3. If you have older kids in school, pay close attention to their diet and sleep. Keep them healthy. Both parents need to be responsible and communicate with each other about this.
4. Both parents need to watch their own health. Stay away from alcohol, take your vitamins, keep your schedule calm, have afternoon naps, avoid annoying people, etc.
4. Take a year off from the hype and pretend you’re in a stable with cattle lowing. In the big scheme of things, you’ll be glad you did. Have a really peaceful Christmas giving thanks for the miracle of your very own healthy newborn Christ child.Christmas warmth

The Foreskin–it’s there to protect a boy

foreskinaap

This graphic was posted on Facebook by Chase’s Guardians on April 6, 2015

This news story of a baby boy screaming in an operation for three hours and being discharged without a penis really brings home the point, KEEP OUR BOYS INTACT.

    MEMPHIS, Tenn. (FOX13) –

Nov. 7, 2013

It doesn’t happen often, but when a doctor botches a child’s circumcision, it’s heart-breaking.

Maggie Rhodes is dealing with that heartbreak right now, after a catastrophic mistake on the operating table.

Removal of the foreskin from a child’s penis is rooted in concerns about health, hygiene and religion. But some question the necessity of the procedure.

Rhodes is sorry she ever took her young son to get circumcised.

“After I went home and I discovered that my son’s penis was not there, I immediately froze, like, oh my God,” Rhodes recalls.

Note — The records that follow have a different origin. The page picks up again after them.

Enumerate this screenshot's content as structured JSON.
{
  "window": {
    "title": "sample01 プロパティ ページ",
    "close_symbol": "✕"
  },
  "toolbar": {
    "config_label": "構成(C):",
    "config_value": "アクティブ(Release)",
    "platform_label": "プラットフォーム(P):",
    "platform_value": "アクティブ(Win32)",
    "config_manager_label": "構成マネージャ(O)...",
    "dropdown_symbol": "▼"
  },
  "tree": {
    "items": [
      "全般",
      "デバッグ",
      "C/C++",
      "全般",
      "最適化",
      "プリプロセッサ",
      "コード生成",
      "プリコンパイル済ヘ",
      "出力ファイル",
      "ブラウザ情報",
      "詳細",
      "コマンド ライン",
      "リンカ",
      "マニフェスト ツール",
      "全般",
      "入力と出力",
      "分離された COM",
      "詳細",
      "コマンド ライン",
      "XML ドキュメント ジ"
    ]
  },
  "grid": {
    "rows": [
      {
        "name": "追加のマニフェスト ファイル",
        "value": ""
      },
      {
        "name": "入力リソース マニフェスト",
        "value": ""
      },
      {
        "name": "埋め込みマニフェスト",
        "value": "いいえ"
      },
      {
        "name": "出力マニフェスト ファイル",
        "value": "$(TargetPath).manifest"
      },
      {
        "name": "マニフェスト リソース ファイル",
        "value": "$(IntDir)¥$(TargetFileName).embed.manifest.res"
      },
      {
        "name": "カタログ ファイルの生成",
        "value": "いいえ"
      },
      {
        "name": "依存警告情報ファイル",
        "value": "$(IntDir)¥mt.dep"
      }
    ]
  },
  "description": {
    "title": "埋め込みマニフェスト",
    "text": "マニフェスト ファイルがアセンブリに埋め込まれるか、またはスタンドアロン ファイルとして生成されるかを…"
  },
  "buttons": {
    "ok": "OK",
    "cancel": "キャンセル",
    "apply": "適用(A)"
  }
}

The mother said she couldn’t believe what happened when she took her three-month-old son Ashton to Christ Community Health Center on Broad Avenue for a circumcision in August. She says doctors told her the procedure would take about 20 minutes.

But after a couple hours, Ashton was still in surgery.

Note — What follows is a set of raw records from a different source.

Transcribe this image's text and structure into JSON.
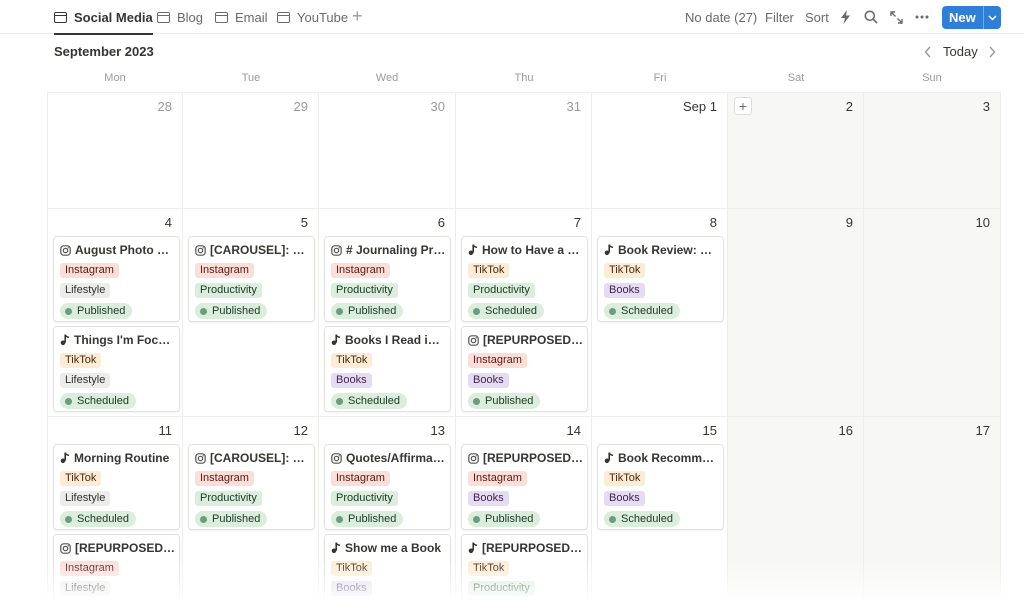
{
  "tabs": [
    {
      "label": "Social Media",
      "active": true
    },
    {
      "label": "Blog",
      "active": false
    },
    {
      "label": "Email",
      "active": false
    },
    {
      "label": "YouTube",
      "active": false
    }
  ],
  "toolbar": {
    "no_date": "No date (27)",
    "filter": "Filter",
    "sort": "Sort",
    "new_label": "New"
  },
  "calendar": {
    "month": "September 2023",
    "today": "Today",
    "weekdays": [
      "Mon",
      "Tue",
      "Wed",
      "Thu",
      "Fri",
      "Sat",
      "Sun"
    ],
    "weeks": [
      [
        {
          "label": "28",
          "muted": true
        },
        {
          "label": "29",
          "muted": true
        },
        {
          "label": "30",
          "muted": true
        },
        {
          "label": "31",
          "muted": true
        },
        {
          "label": "Sep 1"
        },
        {
          "label": "2",
          "weekend": true,
          "add": true
        },
        {
          "label": "3",
          "weekend": true
        }
      ],
      [
        {
          "label": "4",
          "cards": [
            {
              "icon": "instagram",
              "title": "August Photo Dump",
              "platform": "Instagram",
              "topic": "Lifestyle",
              "status": "Published"
            },
            {
              "icon": "tiktok",
              "title": "Things I'm Focusing On",
              "platform": "TikTok",
              "topic": "Lifestyle",
              "status": "Scheduled"
            }
          ]
        },
        {
          "label": "5",
          "cards": [
            {
              "icon": "instagram",
              "title": "[CAROUSEL]: How to Plan",
              "platform": "Instagram",
              "topic": "Productivity",
              "status": "Published"
            }
          ]
        },
        {
          "label": "6",
          "cards": [
            {
              "icon": "instagram",
              "title": "# Journaling Prompts",
              "platform": "Instagram",
              "topic": "Productivity",
              "status": "Published"
            },
            {
              "icon": "tiktok",
              "title": "Books I Read in August",
              "platform": "TikTok",
              "topic": "Books",
              "status": "Scheduled"
            }
          ]
        },
        {
          "label": "7",
          "cards": [
            {
              "icon": "tiktok",
              "title": "How to Have a Productive Day",
              "platform": "TikTok",
              "topic": "Productivity",
              "status": "Scheduled"
            },
            {
              "icon": "instagram",
              "title": "[REPURPOSED]: Book List",
              "platform": "Instagram",
              "topic": "Books",
              "status": "Published"
            }
          ]
        },
        {
          "label": "8",
          "cards": [
            {
              "icon": "tiktok",
              "title": "Book Review: One of Us",
              "platform": "TikTok",
              "topic": "Books",
              "status": "Scheduled"
            }
          ]
        },
        {
          "label": "9",
          "weekend": true
        },
        {
          "label": "10",
          "weekend": true
        }
      ],
      [
        {
          "label": "11",
          "cards": [
            {
              "icon": "tiktok",
              "title": "Morning Routine",
              "platform": "TikTok",
              "topic": "Lifestyle",
              "status": "Scheduled"
            },
            {
              "icon": "instagram",
              "title": "[REPURPOSED]: Routine",
              "platform": "Instagram",
              "topic": "Lifestyle",
              "status": ""
            }
          ]
        },
        {
          "label": "12",
          "cards": [
            {
              "icon": "instagram",
              "title": "[CAROUSEL]: Tips",
              "platform": "Instagram",
              "topic": "Productivity",
              "status": "Published"
            }
          ]
        },
        {
          "label": "13",
          "cards": [
            {
              "icon": "instagram",
              "title": "Quotes/Affirmations",
              "platform": "Instagram",
              "topic": "Productivity",
              "status": "Published"
            },
            {
              "icon": "tiktok",
              "title": "Show me a Book",
              "platform": "TikTok",
              "topic": "Books",
              "status": ""
            }
          ]
        },
        {
          "label": "14",
          "cards": [
            {
              "icon": "instagram",
              "title": "[REPURPOSED]: Reviews",
              "platform": "Instagram",
              "topic": "Books",
              "status": "Published"
            },
            {
              "icon": "tiktok",
              "title": "[REPURPOSED]: Planning",
              "platform": "TikTok",
              "topic": "Productivity",
              "status": ""
            }
          ]
        },
        {
          "label": "15",
          "cards": [
            {
              "icon": "tiktok",
              "title": "Book Recommendations",
              "platform": "TikTok",
              "topic": "Books",
              "status": "Scheduled"
            }
          ]
        },
        {
          "label": "16",
          "weekend": true
        },
        {
          "label": "17",
          "weekend": true
        }
      ]
    ]
  },
  "tag_colors": {
    "Instagram": {
      "bg": "#fadfd9",
      "fg": "#5d1715"
    },
    "TikTok": {
      "bg": "#fbecd5",
      "fg": "#49290e"
    },
    "Lifestyle": {
      "bg": "#ececea",
      "fg": "#32302c"
    },
    "Productivity": {
      "bg": "#dbeddb",
      "fg": "#1c3829"
    },
    "Books": {
      "bg": "#e6dcf1",
      "fg": "#412454"
    }
  },
  "status_colors": {
    "Published": {
      "bg": "#dbeddb",
      "fg": "#1c3829",
      "dot": "#6c9b7d"
    },
    "Scheduled": {
      "bg": "#dbeddb",
      "fg": "#1c3829",
      "dot": "#6c9b7d"
    }
  }
}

“It took them about three hours to do the circumcision and so my baby screamed the whole three hours, like the whole process,” Rhodes said. “Then even when she gave him back to us, he was still screaming.”

Rhodes said the doctor performing the surgery obviously botched the procedure. But when it was over, she says they simply returned her screaming son to her, never telling her about the devastating mistake that had happened in the operating room.

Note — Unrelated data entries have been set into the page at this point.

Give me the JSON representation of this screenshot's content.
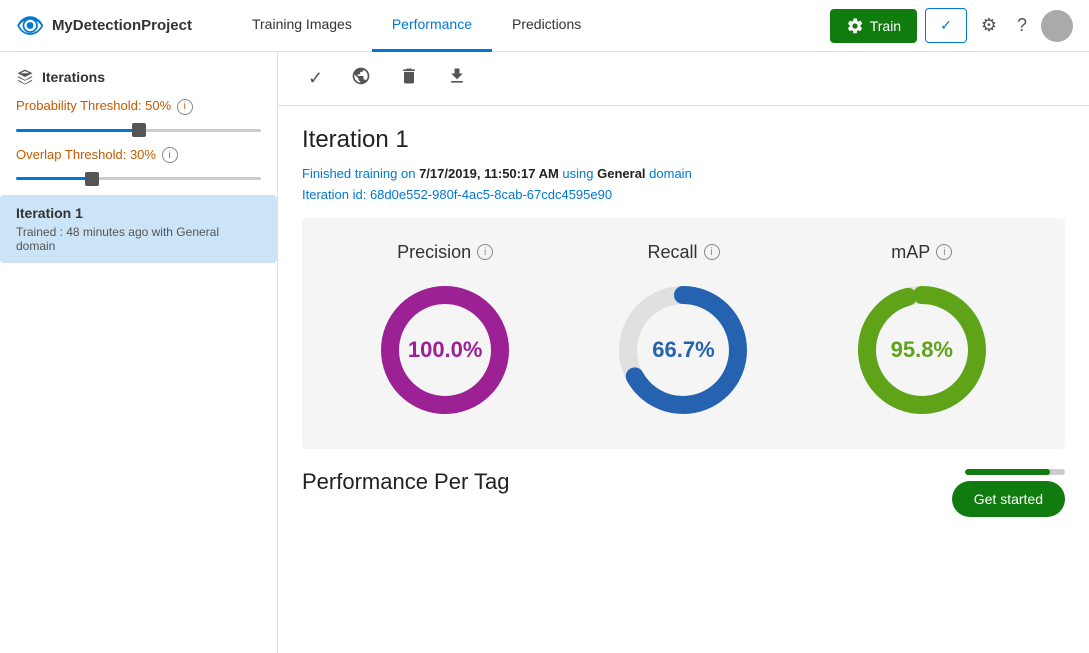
{
  "app": {
    "title": "MyDetectionProject",
    "logo_icon": "👁"
  },
  "nav": {
    "tabs": [
      {
        "id": "training-images",
        "label": "Training Images",
        "active": false
      },
      {
        "id": "performance",
        "label": "Performance",
        "active": true
      },
      {
        "id": "predictions",
        "label": "Predictions",
        "active": false
      }
    ]
  },
  "header_actions": {
    "train_label": "Train",
    "check_icon": "✓",
    "settings_icon": "⚙",
    "help_icon": "?"
  },
  "sidebar": {
    "title": "Iterations",
    "probability_threshold_label": "Probability Threshold:",
    "probability_threshold_value": "50%",
    "overlap_threshold_label": "Overlap Threshold:",
    "overlap_threshold_value": "30%",
    "iterations": [
      {
        "id": "iteration-1",
        "title": "Iteration 1",
        "description": "Trained : 48 minutes ago with General domain",
        "active": true
      }
    ]
  },
  "toolbar": {
    "check_title": "Set as Default",
    "globe_title": "Publish",
    "delete_title": "Delete",
    "download_title": "Export"
  },
  "iteration_detail": {
    "title": "Iteration 1",
    "training_date": "7/17/2019, 11:50:17 AM",
    "domain": "General",
    "iteration_id": "68d0e552-980f-4ac5-8cab-67cdc4595e90",
    "meta_line1_prefix": "Finished training on ",
    "meta_line1_suffix": " using ",
    "meta_line1_suffix2": " domain",
    "meta_line2_prefix": "Iteration id: "
  },
  "metrics": {
    "precision": {
      "label": "Precision",
      "value": "100.0%",
      "color": "#9b2195",
      "percent": 100
    },
    "recall": {
      "label": "Recall",
      "value": "66.7%",
      "color": "#2563b0",
      "percent": 66.7
    },
    "map": {
      "label": "mAP",
      "value": "95.8%",
      "color": "#5ea318",
      "percent": 95.8
    }
  },
  "performance_per_tag": {
    "title": "Performance Per Tag"
  },
  "get_started": {
    "label": "Get started"
  }
}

“I should have been notified that something went wrong in this room with your baby,” she said. “I wasn’t notified. They gave me back my baby like nothing was wrong. They said, ‘here go your son.’ Yeah, something went wrong in that room.”

It’s something Rhodes said she didn’t find out about until she went home with a still screaming son, and a diaper filled with blood.

She said her curious sister finally discovered Ashton’s mutilated penis.

“When my sister pulled the cloth back, it was covered in blood and it was no penis there,” Rhodes said.

All that was left was a partial penis and his tiny testicles. Rhodes said Ashton urinates through a hole in his penis. She says she can’t imagine what she’ll say to her son, when he’s old enough to understand what happened to him.

“Like, ‘Momma like, how could this happen to me? How could this happen to me?,'” she said. “How could you explain that to your child that you don’t have a penis that they have to reconstruct one or you probably have might not never be able to have kids? That don’t sit well with me at all.”

Rhodes has hired an attorney and is pursuing a medical malpractice suit against Christ Community Health Centers.

As for little Ashton, a reconstructive surgery planned for October has been rescheduled for early next year.

FOX13 News contacted Christ Community Health Centers for a comment. We’re told the CEO is aware of our request, but so far has not returned our repeated calls.
http://www.myfoxmemphis.com/story/23912521/mother-upset-over-botched-circumcision